“In the private equity world, you have to move very fast. You have to bring change much faster,” says Shiv Shivakumar, the former Nokia India and Pepsico India chief, who joined global PE firm Advent International as its Operating Partner on April 15. Though Shiv, as he is popularly called, has been a large company man, he has always displayed nimbleness, ability to adapt and kept a close eye on the changing consumer, who he says is far more demanding now.
At Advent, which has publicly announced its intention of investing $5 billion in India and Asia, Shiv will not only be advising on investments but also mentoring the portfolio companies. “A PE firm looks at the 3 Cs — country, company and category (sector),” he says. He believes that monetisation comes through building a stronger brand. Just financials are not enough. And brand building in this age requires a nimble mindset.
“In the last 20 years, most big market leaders in India have lost share to smaller, nimbler companies,” he points out, describing how the old business models have become outdated, and savvy consumers are forcing companies to change. “The old business model was a product-led model — now you have education-led and service-led models,” says Shiv, widely acknowledged as one of India’s foremost marketing and management thought leader.

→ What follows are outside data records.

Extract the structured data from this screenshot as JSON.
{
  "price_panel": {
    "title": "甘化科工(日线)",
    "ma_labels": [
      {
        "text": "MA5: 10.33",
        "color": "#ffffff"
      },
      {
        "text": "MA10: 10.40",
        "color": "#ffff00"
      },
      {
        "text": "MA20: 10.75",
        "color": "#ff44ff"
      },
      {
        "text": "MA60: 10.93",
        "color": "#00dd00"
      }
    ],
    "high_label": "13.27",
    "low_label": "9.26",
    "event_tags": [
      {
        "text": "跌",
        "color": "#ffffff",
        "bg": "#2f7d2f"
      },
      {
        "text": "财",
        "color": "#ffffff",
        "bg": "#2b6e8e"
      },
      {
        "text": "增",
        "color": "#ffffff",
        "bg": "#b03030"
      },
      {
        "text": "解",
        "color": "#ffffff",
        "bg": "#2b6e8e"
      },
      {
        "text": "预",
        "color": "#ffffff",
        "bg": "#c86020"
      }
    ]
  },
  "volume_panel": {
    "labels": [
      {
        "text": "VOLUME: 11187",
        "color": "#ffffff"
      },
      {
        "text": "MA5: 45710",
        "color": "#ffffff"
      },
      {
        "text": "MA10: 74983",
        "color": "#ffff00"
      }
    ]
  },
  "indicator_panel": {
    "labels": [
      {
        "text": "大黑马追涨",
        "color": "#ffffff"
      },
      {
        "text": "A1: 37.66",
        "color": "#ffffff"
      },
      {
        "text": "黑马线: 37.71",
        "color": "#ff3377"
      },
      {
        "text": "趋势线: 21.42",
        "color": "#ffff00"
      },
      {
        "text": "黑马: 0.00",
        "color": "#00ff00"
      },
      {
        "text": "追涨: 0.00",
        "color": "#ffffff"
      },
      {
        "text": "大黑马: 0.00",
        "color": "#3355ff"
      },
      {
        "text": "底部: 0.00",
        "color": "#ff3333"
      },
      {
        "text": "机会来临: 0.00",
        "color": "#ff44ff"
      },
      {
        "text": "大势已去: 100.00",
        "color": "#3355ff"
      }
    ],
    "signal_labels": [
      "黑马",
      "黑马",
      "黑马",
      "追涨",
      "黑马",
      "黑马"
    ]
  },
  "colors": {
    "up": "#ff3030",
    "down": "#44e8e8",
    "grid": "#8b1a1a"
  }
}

Interestingly, the Bengaluru-born leader had studied aeronautical and mechanical engineering at IIT Madras — a far cry from marketing — but his seniors told him he had managerial capability, and that’s how he headed to IIM Calcutta, and later to Wharton.
Shiv, whose last assignment was with the Aditya Birla group, has always been a voracious reader. At IIM, he had read up literally every book in the library and also on his own steam corresponded with the leading thinkers of the time, toying with the idea of doing a doctorate in management. But he abandoned it as he felt that he wanted to be a practitioner rather than an academician, joining HUL, where he worked 19 years.
Shiv, a huge cricket buff, generously shares summaries of everything he reads. “Rather than accumulating knowledge for yourself, if you share that knowledge, your influence grows,” he says.